** DATA FOR THE TASK **

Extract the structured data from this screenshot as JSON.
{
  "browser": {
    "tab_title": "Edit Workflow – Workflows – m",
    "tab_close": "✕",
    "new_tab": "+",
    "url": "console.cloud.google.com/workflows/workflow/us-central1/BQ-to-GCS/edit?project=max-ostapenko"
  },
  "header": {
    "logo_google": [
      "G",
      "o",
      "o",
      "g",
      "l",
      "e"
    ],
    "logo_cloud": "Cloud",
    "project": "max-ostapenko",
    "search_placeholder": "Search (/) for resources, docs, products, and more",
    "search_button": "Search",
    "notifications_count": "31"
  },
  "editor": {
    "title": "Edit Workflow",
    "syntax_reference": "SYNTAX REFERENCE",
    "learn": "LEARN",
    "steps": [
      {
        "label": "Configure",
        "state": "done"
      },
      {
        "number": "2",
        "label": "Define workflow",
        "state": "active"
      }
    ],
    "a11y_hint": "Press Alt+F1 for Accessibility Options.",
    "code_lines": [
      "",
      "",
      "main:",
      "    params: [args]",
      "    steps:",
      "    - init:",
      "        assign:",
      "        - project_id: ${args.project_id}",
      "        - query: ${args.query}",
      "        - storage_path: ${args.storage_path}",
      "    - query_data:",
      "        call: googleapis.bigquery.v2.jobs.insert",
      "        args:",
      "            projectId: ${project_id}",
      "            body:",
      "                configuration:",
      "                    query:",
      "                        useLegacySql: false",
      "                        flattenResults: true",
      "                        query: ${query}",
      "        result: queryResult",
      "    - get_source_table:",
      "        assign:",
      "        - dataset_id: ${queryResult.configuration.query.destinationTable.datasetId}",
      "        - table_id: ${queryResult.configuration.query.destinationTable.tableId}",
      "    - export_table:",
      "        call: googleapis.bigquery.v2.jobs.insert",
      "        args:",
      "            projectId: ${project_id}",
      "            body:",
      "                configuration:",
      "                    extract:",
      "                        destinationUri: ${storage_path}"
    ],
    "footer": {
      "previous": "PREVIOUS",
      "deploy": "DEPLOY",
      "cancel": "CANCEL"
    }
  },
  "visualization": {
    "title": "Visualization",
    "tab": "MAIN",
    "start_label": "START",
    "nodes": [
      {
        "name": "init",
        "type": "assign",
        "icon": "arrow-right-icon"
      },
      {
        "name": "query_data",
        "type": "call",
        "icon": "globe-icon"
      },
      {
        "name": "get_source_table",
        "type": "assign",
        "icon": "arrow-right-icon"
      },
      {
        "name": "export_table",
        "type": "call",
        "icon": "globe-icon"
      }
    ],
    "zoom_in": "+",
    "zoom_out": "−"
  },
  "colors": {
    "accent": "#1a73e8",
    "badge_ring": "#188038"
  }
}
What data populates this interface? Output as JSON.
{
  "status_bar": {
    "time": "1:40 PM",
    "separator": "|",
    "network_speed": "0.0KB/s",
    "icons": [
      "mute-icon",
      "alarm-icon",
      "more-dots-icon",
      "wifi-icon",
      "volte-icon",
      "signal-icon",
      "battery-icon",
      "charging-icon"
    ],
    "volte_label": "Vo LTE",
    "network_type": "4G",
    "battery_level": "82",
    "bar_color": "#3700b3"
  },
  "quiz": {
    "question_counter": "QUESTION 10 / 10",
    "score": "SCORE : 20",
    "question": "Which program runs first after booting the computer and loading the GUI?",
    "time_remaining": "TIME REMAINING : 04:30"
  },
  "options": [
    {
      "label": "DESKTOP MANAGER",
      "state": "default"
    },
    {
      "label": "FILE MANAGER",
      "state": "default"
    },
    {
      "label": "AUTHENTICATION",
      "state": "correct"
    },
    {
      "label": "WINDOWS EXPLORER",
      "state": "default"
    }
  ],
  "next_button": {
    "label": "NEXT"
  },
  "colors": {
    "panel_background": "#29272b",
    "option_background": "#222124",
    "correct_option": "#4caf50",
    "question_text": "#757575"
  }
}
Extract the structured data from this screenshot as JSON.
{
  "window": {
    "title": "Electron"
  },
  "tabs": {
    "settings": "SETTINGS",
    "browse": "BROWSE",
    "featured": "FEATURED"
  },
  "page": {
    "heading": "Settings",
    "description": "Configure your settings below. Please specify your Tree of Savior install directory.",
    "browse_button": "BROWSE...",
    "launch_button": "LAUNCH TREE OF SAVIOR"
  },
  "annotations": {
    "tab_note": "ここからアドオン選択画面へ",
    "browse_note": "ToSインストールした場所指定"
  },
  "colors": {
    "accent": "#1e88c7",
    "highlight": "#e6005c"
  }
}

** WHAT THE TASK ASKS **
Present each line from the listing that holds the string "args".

** RESPONSE BELOW **
      "    params: [args]",
      "        - project_id: ${args.project_id}",
      "        - query: ${args.query}",
      "        - storage_path: ${args.storage_path}",
      "        args:",
      "        args:",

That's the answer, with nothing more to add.